India Nearly Doubles Treatment Centers Offering HIV/AIDS Drugs at No Cost, Official Says
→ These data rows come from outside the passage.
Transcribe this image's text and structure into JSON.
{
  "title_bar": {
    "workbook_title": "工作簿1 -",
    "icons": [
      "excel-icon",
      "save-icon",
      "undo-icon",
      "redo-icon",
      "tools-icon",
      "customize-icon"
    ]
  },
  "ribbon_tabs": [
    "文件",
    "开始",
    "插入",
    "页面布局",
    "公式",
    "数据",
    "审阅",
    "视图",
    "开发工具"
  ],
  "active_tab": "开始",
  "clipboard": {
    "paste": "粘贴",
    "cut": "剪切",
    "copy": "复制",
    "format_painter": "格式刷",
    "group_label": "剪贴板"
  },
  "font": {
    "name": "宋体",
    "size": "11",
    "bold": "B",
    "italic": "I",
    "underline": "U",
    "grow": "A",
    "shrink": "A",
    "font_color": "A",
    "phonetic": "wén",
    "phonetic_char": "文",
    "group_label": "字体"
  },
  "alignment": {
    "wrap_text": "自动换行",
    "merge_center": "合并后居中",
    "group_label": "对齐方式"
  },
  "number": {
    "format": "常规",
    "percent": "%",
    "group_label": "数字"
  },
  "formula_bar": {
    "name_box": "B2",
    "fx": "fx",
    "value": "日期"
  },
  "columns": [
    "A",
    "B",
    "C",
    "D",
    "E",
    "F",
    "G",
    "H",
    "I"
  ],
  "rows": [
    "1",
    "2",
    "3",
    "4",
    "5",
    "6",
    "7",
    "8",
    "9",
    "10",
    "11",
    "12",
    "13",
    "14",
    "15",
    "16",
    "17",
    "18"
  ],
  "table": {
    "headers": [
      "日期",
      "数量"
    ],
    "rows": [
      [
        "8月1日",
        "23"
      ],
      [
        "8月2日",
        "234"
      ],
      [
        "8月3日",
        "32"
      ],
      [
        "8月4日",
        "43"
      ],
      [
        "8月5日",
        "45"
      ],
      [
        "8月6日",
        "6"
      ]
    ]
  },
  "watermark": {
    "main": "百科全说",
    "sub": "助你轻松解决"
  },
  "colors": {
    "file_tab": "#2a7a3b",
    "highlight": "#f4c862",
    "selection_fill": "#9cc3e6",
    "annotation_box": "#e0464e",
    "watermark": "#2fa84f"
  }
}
India has nearly doubled the number of government health facilities offering antiretroviral drugs at no cost to HIV-positive people as part of a campaign to increase access to HIV/AIDS treatment, Sujatha Rao, head of India's National AIDS Control Organization, said Friday, the AP/Boston Herald reports (George, AP/Boston Herald, 9/29). According to the "2006 Report on the Global AIDS Epidemic" released in May by UNAIDS, India has the highest number of HIV-positive people in the world, with 5.7 million people living with the virus. Despite the high number of HIV-positive people in India, the country's HIV prevalence is less than 1% because of its large population (Kaiser Daily HIV/AIDS Report, 8/15). According to Rao, NACO has increased the number of health centers that provide no-cost antiretrovirals from 54 to 91 this year and is scheduled to open nine more by the end of this month. All centers have physicians, laboratory technicians and counselors on staff and are located in states with high HIV incidence -- including Andhra Pradesh, Karnataka, Maharashtra, Manipur and Tamil Nadu. "Our first priority now will be to launch a massive publicity campaign to let people know that free antiretroviral drugs ... are available at these centers and that they should reach out for free treatment," Rao said. The campaign will include newspaper, radio and television advertisements, and posters detailing treatment centers that will be placed in health centers across the country, the AP/Herald reports. "We also have drugs available for 10,000 children and have begun a state-by-state search to identify children suffering from HIV/AIDS," Rao said (AP/Boston Herald, 9/29). According to a NACO statement, 85,000 HIV-positive people are expected to use the centers over the next six months (Reuters India, 9/28).This is part of the KHN Morning Briefing, a summary of health policy coverage from major news organizations. Sign up for an email subscription.